▸ EXERCISE AIM
Scan the data below. Pull out each line where "sogou" occurs.

▸ DATA FOR THIS TASK

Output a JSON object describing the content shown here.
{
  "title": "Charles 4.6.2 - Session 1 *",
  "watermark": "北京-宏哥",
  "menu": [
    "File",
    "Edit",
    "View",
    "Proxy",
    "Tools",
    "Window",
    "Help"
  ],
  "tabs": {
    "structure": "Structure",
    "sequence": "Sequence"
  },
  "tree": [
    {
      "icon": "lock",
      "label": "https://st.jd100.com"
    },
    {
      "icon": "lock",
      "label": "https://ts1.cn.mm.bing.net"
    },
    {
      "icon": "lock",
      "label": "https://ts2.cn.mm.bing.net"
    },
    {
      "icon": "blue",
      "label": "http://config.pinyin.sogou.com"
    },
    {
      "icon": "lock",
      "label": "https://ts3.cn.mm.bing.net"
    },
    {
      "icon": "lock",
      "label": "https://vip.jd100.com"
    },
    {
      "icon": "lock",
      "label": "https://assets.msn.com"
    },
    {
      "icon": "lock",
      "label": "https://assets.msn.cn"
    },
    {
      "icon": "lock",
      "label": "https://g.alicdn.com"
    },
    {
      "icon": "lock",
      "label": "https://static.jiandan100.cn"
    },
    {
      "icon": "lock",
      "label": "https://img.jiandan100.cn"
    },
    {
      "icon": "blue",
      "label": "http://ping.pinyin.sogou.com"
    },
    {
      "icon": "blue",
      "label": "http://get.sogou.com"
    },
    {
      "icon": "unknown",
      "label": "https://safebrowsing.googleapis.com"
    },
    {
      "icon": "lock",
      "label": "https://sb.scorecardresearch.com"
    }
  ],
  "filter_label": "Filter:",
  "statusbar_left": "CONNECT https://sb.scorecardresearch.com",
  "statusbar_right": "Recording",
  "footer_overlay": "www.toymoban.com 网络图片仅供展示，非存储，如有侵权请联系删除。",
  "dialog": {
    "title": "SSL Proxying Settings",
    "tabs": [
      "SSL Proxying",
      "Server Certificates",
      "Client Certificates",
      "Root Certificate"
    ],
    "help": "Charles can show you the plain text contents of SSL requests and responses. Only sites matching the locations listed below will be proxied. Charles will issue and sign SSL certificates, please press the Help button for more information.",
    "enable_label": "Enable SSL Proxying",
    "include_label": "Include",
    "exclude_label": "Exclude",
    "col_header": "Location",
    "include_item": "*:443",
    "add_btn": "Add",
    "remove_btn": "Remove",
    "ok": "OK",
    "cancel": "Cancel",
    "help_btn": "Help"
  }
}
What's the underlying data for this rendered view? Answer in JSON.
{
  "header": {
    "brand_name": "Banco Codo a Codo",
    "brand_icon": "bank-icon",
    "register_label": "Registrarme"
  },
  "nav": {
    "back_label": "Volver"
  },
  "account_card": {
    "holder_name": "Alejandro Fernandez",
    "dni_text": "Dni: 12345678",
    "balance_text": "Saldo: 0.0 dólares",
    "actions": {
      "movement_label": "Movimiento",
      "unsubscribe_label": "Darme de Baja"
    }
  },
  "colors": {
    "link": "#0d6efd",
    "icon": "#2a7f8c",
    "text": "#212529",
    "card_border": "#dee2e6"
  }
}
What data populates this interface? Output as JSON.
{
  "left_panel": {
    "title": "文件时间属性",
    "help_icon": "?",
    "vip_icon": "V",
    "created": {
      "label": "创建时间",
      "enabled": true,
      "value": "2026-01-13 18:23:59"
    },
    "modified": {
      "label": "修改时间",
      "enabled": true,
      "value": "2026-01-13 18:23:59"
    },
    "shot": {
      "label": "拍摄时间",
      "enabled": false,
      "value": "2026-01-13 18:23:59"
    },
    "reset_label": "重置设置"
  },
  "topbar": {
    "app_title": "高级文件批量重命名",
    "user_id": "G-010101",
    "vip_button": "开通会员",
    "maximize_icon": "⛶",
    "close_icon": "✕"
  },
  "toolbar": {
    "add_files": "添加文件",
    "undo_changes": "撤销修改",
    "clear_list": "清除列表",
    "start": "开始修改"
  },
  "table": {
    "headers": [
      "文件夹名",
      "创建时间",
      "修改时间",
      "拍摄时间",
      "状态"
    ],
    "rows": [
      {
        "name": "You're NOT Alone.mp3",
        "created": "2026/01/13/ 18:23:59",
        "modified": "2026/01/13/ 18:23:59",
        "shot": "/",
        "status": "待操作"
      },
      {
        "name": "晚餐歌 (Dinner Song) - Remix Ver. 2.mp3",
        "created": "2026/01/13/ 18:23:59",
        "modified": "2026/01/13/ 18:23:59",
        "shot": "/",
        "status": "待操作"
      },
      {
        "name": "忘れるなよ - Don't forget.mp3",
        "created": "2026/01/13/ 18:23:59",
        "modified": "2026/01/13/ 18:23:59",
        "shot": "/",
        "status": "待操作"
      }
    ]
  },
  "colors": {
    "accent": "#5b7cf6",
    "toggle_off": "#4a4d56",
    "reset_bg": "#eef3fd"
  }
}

▸ ANSWER SECTION
      "label": "http://config.pinyin.sogou.com"
      "label": "http://ping.pinyin.sogou.com"
      "label": "http://get.sogou.com"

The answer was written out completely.